Kerry began to hurt as her lungs burned. She dry-swallowed in the way people do when trying to ignore the fact they are not breathing but their brain is telling them it is time to open up and let the air in. Whose stupid idea was this, anyway, she asked herself? She had been crap at it when she played as a kid!
Karl was as low as he could get in his seat while still being able to drive safely. He looked up at Kerry, his mouth shut tight but grinning like an idiot. She looked down at him, smiling back. He can be short-tempered at times, she thought but, mostly, he is a good dad.
Kerry blinked hard in the flash of light as the car breached the end of the tunnel. She breathed out in a sudden explosion of air, dragging it back into her lungs in two sharp breaths of relief. Karl copied her, blinking in the light, but still smiled to himself.

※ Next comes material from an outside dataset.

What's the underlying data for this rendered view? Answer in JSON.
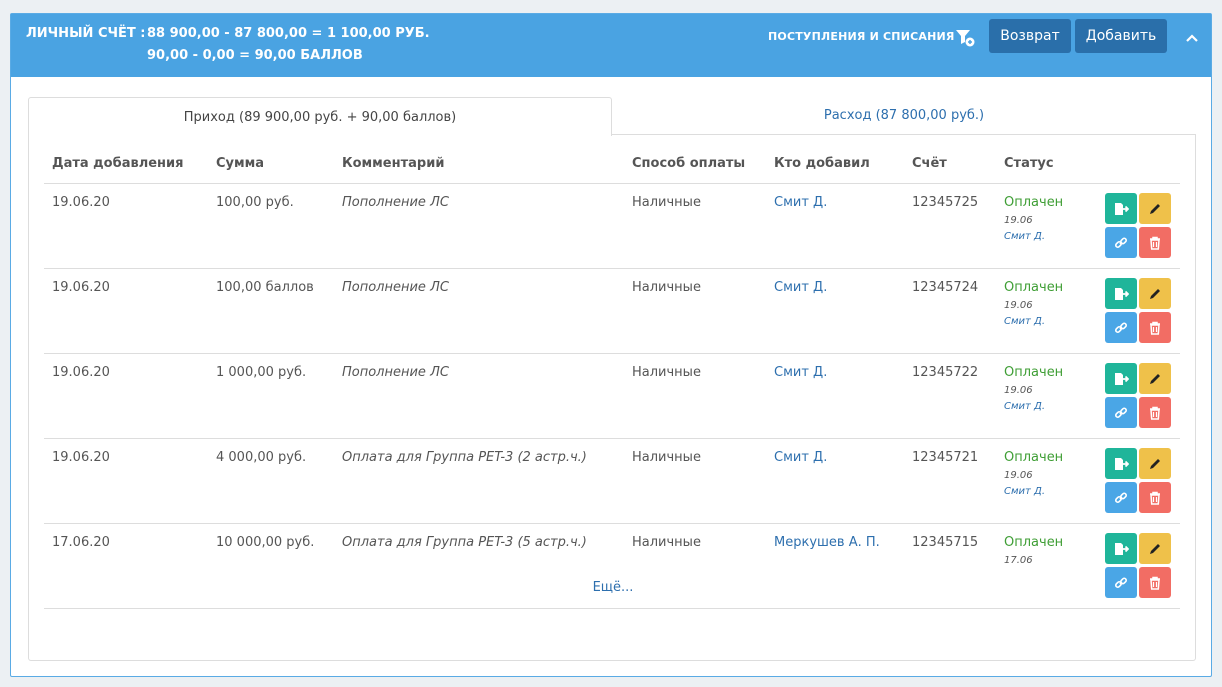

And then the screaming started.
Karl smiled to himself, pleased with his prank. Kerry hit him on the arm. “It’s okay kids,” she reassured them, “Daddy’s still here.”
Karl pushed himself up in his seat as Kerry twisted her head towards the backseat. Karl concentrated on the car in front as he wriggled upright, grinning. What’s the point in fatherhood if you can’t scare your kids from time to time, he thought?
Archie sat on his booster, screaming, and staring at his sister’s car seat. Or at least the space her car seat had occupied when they had entered the tunnel. The seat had vanished, and Annabel was nowhere to be seen; the seatbelt that had secured the seat was still in place, locked into the clasp.
Kerry turned to Archie, a confused look on her face. Archie continued to yell as screams burst from his mother’s throat and threatened to drown his out. They both stared in absolute terror at the no man’s land between the kids’ seats. The wipe-clean board sat on the car seat, Archie’s message still upon it, but now punctuated with red spots that dripped down from Annabel’s severed hand, still clutched tightly in Archie’s Big Brother grip.